------ EXCERPTED RECORDS ------

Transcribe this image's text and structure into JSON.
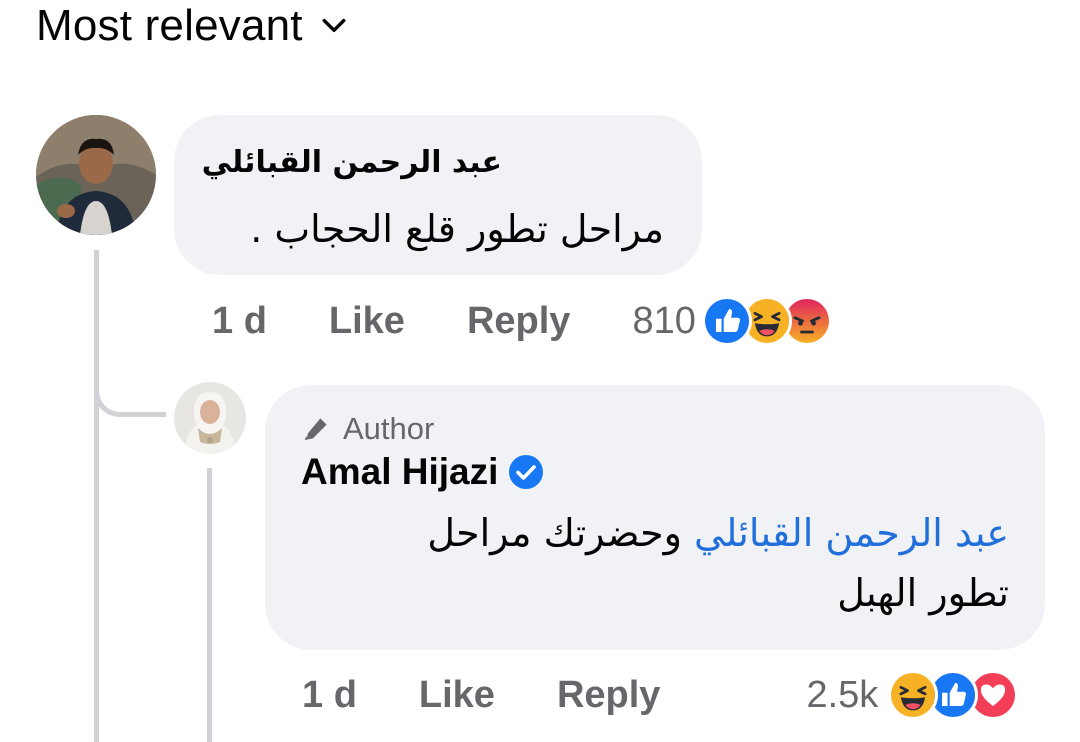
{
  "sort": {
    "label": "Most relevant",
    "icon": "chevron-down-icon"
  },
  "comments": [
    {
      "author": "عبد الرحمن القبائلي",
      "text": "مراحل تطور قلع الحجاب .",
      "time": "1 d",
      "like_label": "Like",
      "reply_label": "Reply",
      "reaction_count": "810",
      "reactions": [
        "like-reaction-icon",
        "haha-reaction-icon",
        "angry-reaction-icon"
      ]
    },
    {
      "badge": "Author",
      "badge_icon": "pencil-icon",
      "author": "Amal Hijazi",
      "verified": true,
      "mention": "عبد الرحمن القبائلي",
      "text": "وحضرتك مراحل تطور الهبل",
      "time": "1 d",
      "like_label": "Like",
      "reply_label": "Reply",
      "reaction_count": "2.5k",
      "reactions": [
        "haha-reaction-icon",
        "like-reaction-icon",
        "love-reaction-icon"
      ]
    }
  ],
  "colors": {
    "bubble": "#f0f2f5",
    "meta_text": "#65676b",
    "mention": "#216fdb",
    "like_blue": "#1877f2",
    "love_red": "#f33e58",
    "haha_yellow": "#f7b125",
    "angry_orange": "#e9710f"
  }
}
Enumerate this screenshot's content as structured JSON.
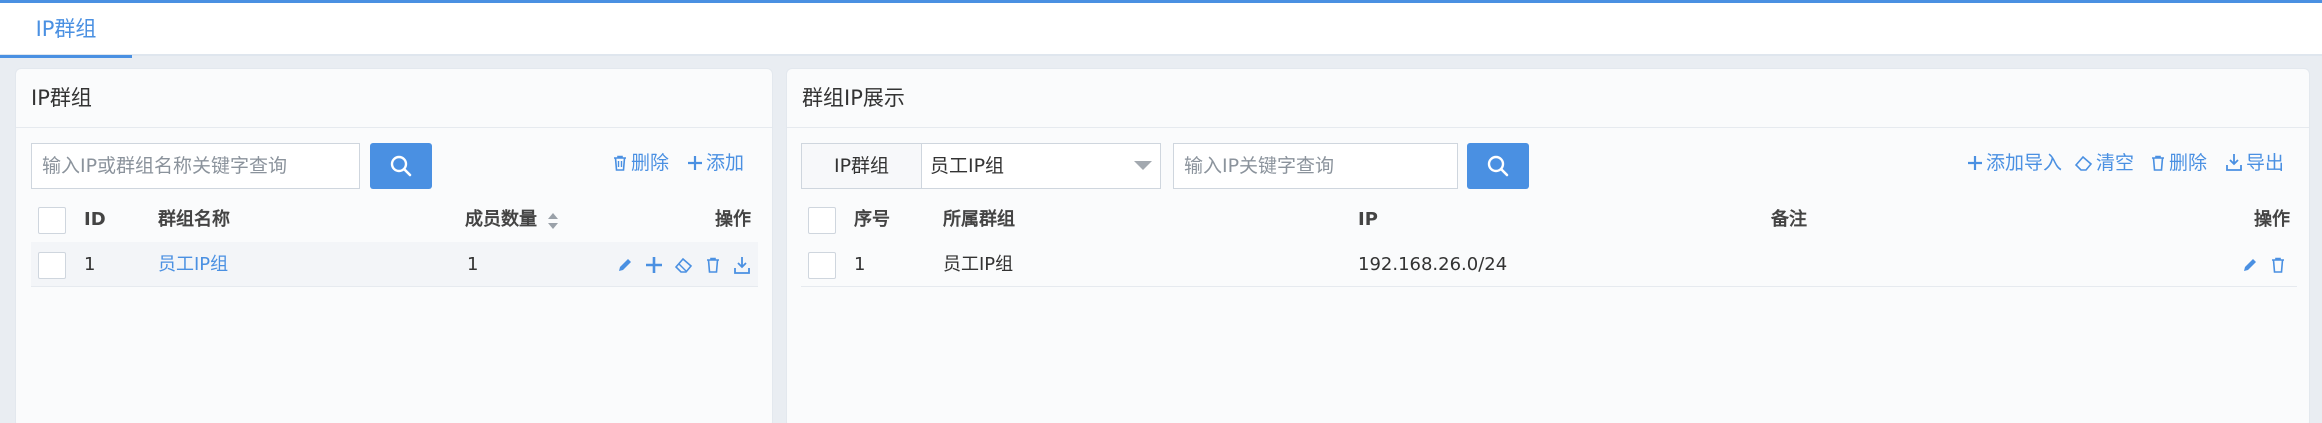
{
  "tabs": [
    {
      "label": "IP群组"
    }
  ],
  "left_panel": {
    "title": "IP群组",
    "search_placeholder": "输入IP或群组名称关键字查询",
    "delete_label": "删除",
    "add_label": "添加",
    "columns": {
      "id": "ID",
      "name": "群组名称",
      "count": "成员数量",
      "ops": "操作"
    },
    "rows": [
      {
        "id": "1",
        "name": "员工IP组",
        "count": "1"
      }
    ]
  },
  "right_panel": {
    "title": "群组IP展示",
    "select_label": "IP群组",
    "select_value": "员工IP组",
    "search_placeholder": "输入IP关键字查询",
    "add_import_label": "添加导入",
    "clear_label": "清空",
    "delete_label": "删除",
    "export_label": "导出",
    "columns": {
      "seq": "序号",
      "group": "所属群组",
      "ip": "IP",
      "note": "备注",
      "ops": "操作"
    },
    "rows": [
      {
        "seq": "1",
        "group": "员工IP组",
        "ip": "192.168.26.0/24",
        "note": ""
      }
    ]
  },
  "colors": {
    "accent": "#4a90e2",
    "panel_bg": "#fafbfc",
    "row_bg": "#f3f5f8"
  }
}
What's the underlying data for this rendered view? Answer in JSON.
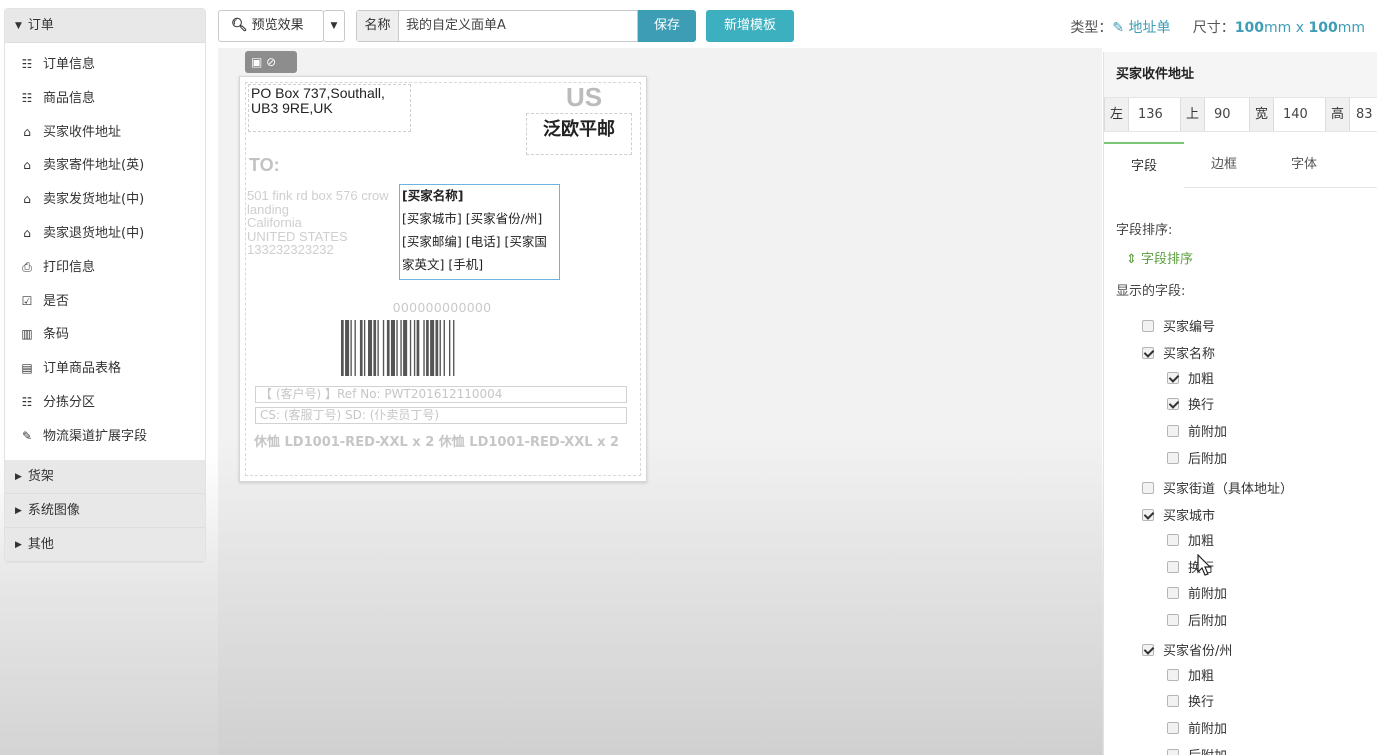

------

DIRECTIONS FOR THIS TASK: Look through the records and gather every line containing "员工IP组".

EXPECTED ANSWER:
        "name": "员工IP组",
    "select_value": "员工IP组",
        "group": "员工IP组",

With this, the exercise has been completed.